While the Dow is trading in the extremely overbought ranges, any pullback will most likely end in the 21,000-21,500 ranges. For the correction to pick up steam, it would need to close below this level on a weekly basis. As the trend is still positive, the odds of the Dow crashing are very low. At the most, the Dow would test its breakout point which falls in the 18,900-19,200 ranges unless the trend were to turn negative suddenly or the masses suddenly embraced the market with gusto. At this point, the trend is strong and showing no signs of weakening. Remember that the markets can remain irrational for much longer than most traders can remain solvent by betting against it.
Inflation remains a non-issue on a worldwide basis
Central banks worldwide are either standing down or opting for rate cuts. This indicates that while the economy is improving somewhat, the global economy is far from healthy and low rates will continue to dominate the scene. In a lower rate environment corporations borrow more money and the new game is to use this money to buy back shares and in doing so magically improve the EPS.
When the Dow was trading below 20K, we stated that the next target was 21K; this target was struck in a few short months. After that, we raised the target to 22 and 23K. Now we will go on record and state that the Dow is likely to test 28,000-28,500 with a possible overshoot to 30K before it crashes. We will be providing our subscribers with an in-depth analysis of the path the Dow will traverse to achieve this target. We don’t expect the Dow to just shoot to these targets, certain requirements have to be fulfilled, but so far the Dow is following the path we expected it to take.

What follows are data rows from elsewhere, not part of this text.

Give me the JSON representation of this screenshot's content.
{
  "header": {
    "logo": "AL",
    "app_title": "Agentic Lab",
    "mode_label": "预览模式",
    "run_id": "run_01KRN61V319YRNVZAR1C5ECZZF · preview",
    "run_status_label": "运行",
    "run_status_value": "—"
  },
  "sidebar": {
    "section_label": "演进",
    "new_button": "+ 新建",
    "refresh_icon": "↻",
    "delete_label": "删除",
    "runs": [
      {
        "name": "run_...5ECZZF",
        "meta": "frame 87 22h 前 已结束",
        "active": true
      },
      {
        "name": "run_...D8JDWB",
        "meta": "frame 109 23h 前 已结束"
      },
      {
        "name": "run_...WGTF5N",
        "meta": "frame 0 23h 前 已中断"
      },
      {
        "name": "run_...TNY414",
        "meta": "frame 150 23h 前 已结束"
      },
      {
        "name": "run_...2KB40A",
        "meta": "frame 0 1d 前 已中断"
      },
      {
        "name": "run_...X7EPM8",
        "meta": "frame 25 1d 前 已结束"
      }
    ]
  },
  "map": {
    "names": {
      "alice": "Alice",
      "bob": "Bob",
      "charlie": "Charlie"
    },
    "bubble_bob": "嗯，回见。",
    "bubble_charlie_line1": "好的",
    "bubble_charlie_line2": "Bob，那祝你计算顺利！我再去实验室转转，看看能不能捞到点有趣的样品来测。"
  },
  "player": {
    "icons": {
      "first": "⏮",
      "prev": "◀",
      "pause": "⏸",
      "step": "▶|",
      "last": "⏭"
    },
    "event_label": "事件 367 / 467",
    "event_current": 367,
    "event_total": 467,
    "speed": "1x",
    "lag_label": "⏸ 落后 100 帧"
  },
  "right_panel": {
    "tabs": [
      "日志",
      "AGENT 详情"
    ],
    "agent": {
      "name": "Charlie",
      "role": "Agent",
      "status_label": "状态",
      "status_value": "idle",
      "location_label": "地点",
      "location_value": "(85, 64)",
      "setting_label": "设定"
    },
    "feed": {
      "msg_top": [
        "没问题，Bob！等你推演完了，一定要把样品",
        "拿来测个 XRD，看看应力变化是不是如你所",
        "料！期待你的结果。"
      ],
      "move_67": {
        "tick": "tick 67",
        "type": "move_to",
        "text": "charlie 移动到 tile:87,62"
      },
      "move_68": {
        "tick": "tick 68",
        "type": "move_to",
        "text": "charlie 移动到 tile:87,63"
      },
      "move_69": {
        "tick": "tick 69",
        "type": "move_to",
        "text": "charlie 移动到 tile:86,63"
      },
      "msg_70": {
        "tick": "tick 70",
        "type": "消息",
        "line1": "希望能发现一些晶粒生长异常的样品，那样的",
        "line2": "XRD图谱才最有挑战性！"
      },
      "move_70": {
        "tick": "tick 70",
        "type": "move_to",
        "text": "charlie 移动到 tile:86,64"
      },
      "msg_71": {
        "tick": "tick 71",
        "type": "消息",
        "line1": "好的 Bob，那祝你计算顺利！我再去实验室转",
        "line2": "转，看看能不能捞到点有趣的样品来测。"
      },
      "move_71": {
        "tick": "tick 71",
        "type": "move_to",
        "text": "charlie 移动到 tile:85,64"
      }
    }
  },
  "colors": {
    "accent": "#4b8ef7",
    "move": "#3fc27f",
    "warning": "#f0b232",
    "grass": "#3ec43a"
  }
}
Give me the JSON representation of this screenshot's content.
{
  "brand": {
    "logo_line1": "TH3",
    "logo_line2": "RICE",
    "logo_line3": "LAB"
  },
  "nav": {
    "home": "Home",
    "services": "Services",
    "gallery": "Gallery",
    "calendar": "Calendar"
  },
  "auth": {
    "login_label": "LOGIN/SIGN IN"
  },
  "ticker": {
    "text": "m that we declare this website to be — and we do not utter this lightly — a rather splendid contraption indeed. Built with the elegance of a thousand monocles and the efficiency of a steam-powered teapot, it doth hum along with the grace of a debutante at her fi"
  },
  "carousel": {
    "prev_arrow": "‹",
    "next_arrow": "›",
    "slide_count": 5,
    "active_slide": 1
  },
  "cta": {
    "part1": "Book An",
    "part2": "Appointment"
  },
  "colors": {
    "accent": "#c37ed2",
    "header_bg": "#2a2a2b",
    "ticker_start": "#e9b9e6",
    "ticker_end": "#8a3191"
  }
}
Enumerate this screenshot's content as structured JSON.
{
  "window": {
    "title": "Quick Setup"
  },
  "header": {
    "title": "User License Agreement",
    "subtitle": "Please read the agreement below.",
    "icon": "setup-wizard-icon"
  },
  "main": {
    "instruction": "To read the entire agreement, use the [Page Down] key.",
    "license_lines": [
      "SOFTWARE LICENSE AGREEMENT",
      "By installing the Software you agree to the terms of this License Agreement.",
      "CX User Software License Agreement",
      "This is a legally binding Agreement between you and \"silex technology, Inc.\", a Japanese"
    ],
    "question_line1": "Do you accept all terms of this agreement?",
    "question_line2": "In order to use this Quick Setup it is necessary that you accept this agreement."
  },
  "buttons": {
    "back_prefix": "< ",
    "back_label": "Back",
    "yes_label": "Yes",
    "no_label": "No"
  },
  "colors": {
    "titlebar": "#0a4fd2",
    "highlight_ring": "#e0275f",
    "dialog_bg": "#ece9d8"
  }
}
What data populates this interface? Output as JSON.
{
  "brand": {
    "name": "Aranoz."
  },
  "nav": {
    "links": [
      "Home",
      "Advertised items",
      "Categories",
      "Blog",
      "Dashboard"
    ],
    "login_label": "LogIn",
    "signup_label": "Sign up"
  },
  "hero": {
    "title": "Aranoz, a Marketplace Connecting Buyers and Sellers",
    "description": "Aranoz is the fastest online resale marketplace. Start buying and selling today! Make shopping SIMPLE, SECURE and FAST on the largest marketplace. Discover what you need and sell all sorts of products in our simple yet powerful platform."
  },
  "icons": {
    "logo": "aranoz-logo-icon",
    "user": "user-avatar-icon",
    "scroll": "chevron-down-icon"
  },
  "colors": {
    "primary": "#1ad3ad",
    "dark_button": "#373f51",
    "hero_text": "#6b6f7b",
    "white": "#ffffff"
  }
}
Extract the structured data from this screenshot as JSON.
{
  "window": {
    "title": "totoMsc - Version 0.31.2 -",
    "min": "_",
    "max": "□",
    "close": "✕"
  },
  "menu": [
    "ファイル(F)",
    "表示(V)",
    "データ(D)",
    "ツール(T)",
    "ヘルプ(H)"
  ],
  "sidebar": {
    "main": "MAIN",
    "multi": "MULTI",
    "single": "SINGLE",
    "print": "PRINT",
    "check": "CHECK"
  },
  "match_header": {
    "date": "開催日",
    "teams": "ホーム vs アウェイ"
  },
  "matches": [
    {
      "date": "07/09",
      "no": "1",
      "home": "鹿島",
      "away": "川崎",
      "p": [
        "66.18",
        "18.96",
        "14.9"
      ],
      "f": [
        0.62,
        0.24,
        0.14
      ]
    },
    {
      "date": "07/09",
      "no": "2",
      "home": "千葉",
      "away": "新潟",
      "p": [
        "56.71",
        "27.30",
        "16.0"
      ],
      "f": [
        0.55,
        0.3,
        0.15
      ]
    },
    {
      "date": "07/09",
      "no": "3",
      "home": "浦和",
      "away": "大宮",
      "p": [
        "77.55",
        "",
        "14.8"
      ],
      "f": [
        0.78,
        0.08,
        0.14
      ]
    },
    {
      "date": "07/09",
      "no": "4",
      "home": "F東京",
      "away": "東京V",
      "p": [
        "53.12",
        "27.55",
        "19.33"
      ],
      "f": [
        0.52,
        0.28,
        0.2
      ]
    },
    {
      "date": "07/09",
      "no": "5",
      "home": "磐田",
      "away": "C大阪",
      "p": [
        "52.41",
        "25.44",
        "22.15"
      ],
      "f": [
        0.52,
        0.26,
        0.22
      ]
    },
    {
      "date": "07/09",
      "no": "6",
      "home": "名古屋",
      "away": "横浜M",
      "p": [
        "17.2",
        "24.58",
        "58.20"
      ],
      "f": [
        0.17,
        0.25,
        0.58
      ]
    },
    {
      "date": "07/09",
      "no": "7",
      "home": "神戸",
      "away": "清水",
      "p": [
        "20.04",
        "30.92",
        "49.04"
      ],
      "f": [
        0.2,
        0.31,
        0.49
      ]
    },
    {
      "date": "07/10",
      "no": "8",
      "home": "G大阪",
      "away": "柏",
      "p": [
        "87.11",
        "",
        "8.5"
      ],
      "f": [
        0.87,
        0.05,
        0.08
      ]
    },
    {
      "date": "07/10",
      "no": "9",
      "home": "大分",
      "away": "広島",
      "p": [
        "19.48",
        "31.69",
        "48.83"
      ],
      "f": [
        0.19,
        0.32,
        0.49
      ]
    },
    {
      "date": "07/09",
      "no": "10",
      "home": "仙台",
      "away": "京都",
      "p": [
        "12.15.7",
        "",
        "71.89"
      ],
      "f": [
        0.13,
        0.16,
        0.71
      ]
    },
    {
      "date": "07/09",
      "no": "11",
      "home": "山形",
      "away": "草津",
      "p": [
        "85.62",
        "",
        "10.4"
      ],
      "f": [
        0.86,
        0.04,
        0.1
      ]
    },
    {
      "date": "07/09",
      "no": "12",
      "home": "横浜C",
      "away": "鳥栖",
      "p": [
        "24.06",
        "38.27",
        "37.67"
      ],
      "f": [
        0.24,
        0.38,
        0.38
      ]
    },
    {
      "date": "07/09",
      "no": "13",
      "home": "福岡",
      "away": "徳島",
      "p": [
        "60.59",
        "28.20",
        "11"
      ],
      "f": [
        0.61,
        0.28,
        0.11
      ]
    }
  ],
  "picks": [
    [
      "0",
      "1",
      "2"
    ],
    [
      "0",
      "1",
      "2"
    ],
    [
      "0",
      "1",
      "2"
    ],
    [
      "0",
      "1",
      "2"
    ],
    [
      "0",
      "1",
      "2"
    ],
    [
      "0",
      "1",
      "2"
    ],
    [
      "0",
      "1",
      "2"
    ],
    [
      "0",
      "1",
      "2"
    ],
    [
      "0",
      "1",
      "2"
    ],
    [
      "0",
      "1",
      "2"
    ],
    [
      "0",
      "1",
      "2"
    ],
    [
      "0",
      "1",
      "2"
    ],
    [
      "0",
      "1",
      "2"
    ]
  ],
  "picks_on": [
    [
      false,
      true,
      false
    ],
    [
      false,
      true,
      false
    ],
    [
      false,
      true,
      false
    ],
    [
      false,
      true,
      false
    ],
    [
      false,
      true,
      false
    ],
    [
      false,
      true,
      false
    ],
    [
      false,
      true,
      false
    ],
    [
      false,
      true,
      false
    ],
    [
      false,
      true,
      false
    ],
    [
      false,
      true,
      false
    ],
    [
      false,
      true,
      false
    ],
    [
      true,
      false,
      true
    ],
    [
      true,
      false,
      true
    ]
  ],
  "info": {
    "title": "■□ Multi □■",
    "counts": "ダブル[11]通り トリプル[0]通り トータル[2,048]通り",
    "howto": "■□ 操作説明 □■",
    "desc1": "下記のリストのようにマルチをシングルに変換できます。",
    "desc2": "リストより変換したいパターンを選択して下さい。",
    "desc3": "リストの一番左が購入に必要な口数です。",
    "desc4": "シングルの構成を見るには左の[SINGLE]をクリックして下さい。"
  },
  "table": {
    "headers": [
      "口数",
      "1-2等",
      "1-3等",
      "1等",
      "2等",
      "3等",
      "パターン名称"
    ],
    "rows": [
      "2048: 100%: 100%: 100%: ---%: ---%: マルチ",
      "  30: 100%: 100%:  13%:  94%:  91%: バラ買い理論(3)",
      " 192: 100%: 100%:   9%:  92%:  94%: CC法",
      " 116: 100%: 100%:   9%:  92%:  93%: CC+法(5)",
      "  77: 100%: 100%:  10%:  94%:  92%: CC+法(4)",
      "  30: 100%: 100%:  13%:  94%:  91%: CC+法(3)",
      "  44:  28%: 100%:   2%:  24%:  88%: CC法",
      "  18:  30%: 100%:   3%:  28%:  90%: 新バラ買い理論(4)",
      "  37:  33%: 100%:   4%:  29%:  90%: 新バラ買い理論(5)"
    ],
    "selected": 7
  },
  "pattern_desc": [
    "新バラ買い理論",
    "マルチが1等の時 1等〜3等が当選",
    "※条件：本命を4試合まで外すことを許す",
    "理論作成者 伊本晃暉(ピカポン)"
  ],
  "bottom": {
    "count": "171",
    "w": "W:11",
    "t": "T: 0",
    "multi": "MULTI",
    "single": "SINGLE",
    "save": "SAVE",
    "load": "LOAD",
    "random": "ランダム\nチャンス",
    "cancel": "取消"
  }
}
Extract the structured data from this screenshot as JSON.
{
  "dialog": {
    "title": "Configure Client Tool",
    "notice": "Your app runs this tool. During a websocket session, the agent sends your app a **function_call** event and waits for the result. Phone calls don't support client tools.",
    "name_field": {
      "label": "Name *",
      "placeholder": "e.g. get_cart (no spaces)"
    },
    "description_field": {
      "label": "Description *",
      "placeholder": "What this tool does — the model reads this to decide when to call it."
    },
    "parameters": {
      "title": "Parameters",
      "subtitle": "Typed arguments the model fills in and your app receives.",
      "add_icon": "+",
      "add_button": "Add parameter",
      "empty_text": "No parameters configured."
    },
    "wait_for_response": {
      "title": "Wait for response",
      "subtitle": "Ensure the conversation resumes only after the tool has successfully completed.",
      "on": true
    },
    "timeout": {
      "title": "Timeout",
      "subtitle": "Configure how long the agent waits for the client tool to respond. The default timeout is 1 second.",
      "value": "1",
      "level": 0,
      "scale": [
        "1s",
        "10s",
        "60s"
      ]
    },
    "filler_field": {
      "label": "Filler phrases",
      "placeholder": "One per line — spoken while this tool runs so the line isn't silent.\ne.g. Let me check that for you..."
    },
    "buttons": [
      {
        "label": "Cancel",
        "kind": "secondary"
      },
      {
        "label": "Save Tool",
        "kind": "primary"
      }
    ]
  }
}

Before you listen to these so-called experts who seem quite happy to dish out faulty information, take a look at their track record. A simple search will reveal that over 90% of them are full of hot air and had any of these Dr’s of Doom followed even a sliver of their advice, they would have been blown out of the game long ago. The fact that they are still here tells you that they are trying to pan their sage advice to you in return for a certain fee; advice they would never follow.
A simple game plan
View strong corrections through a bullish lens. This game plan will remain valid until the masses turn bullish or the trend turns negative. The stronger the deviation, the better the opportunity.